Instructions for the task: Reading the data below, count the lines that carry the string "true". Give nothing but the count.

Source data
*** Begin section ***

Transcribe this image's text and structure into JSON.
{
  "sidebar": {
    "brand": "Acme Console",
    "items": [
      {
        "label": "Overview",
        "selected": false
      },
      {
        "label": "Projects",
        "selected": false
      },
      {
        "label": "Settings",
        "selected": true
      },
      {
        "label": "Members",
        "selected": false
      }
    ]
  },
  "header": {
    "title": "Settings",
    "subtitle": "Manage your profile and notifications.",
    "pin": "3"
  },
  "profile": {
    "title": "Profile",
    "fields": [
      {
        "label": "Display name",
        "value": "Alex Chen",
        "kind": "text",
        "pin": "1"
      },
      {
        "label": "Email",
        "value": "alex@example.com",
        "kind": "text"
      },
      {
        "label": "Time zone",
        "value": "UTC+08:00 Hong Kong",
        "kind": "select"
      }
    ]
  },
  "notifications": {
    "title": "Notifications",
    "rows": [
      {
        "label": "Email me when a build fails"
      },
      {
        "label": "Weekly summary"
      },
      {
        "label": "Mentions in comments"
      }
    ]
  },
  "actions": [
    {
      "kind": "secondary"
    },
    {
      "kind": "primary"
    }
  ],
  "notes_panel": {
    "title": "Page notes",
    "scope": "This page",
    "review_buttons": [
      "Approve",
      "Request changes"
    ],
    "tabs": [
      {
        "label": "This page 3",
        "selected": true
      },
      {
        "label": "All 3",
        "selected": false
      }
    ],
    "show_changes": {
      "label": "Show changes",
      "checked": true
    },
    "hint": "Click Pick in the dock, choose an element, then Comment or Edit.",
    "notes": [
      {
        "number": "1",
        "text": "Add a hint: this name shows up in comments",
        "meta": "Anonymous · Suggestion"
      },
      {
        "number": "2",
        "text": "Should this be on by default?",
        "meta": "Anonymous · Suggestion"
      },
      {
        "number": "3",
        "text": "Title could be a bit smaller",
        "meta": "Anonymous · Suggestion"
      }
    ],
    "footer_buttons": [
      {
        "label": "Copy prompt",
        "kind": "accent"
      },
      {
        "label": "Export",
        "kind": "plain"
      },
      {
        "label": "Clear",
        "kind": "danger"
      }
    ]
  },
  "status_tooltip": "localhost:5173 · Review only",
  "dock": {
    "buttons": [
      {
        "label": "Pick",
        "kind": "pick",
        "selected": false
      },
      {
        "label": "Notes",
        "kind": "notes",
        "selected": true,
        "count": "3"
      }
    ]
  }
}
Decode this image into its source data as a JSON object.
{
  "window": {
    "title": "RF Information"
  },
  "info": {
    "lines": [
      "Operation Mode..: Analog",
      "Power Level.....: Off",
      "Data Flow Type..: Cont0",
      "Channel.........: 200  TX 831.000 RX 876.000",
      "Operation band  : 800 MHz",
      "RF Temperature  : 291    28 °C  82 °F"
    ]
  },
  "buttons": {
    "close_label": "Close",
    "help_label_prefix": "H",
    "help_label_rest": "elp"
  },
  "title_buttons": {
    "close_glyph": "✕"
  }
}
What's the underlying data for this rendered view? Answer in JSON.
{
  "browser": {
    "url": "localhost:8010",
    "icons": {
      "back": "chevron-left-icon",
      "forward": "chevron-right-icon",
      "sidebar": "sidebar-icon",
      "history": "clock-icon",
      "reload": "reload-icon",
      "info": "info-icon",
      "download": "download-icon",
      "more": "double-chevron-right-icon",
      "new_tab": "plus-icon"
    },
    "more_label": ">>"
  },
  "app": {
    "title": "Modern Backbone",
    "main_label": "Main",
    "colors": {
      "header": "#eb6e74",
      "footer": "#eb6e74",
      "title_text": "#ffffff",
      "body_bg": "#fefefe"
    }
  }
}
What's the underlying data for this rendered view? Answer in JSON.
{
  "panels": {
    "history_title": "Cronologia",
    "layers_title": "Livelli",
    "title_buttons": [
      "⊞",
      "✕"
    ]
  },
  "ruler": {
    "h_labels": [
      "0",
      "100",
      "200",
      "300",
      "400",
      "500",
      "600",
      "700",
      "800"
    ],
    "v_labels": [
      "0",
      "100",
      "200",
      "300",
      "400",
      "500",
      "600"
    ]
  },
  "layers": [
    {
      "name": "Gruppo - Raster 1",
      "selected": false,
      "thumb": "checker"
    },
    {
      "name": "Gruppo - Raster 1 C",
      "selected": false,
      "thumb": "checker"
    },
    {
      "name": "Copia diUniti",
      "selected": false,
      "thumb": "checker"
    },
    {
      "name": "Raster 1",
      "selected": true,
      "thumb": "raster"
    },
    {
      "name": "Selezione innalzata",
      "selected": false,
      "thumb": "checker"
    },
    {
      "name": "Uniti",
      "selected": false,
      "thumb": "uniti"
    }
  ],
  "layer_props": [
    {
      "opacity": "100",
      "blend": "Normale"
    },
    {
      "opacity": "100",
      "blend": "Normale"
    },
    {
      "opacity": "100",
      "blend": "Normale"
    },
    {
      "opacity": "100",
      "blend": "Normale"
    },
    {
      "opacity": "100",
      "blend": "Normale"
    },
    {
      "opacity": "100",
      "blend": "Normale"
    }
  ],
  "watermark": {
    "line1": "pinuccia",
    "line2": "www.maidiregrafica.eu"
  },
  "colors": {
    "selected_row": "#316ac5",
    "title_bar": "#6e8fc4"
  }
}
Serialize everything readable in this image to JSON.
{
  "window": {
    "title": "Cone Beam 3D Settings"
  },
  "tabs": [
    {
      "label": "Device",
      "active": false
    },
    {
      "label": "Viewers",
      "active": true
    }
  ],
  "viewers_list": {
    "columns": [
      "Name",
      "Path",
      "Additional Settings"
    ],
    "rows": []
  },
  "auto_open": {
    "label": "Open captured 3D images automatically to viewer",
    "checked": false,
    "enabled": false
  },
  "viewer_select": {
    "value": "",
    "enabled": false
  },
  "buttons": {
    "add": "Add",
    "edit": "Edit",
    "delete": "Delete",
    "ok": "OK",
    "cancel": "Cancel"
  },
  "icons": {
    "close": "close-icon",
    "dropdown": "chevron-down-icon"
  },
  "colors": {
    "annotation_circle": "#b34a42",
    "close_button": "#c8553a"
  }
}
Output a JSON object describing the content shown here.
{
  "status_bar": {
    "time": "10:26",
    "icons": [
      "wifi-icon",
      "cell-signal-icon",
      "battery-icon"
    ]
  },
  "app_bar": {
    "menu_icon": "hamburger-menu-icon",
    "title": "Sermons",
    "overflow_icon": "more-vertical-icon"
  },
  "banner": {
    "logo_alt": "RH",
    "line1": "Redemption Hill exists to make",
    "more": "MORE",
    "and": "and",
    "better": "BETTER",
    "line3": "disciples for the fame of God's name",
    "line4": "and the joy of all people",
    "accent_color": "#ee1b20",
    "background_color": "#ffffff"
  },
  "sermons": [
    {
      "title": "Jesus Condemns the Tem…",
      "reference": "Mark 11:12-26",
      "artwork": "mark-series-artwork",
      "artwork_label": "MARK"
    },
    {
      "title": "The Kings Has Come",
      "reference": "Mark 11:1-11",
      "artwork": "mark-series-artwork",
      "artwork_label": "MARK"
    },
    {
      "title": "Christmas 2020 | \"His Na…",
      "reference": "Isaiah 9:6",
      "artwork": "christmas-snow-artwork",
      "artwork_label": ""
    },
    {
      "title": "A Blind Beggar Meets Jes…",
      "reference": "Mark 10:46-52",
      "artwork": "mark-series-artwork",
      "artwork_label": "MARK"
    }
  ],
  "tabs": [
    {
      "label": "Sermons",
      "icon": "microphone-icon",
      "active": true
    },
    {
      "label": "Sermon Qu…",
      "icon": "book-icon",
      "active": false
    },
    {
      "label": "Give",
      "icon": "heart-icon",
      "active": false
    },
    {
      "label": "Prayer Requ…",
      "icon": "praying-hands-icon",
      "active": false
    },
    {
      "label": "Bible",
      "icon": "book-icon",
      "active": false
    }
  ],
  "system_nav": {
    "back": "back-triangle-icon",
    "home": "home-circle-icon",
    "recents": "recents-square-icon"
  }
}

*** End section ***

Your response: 7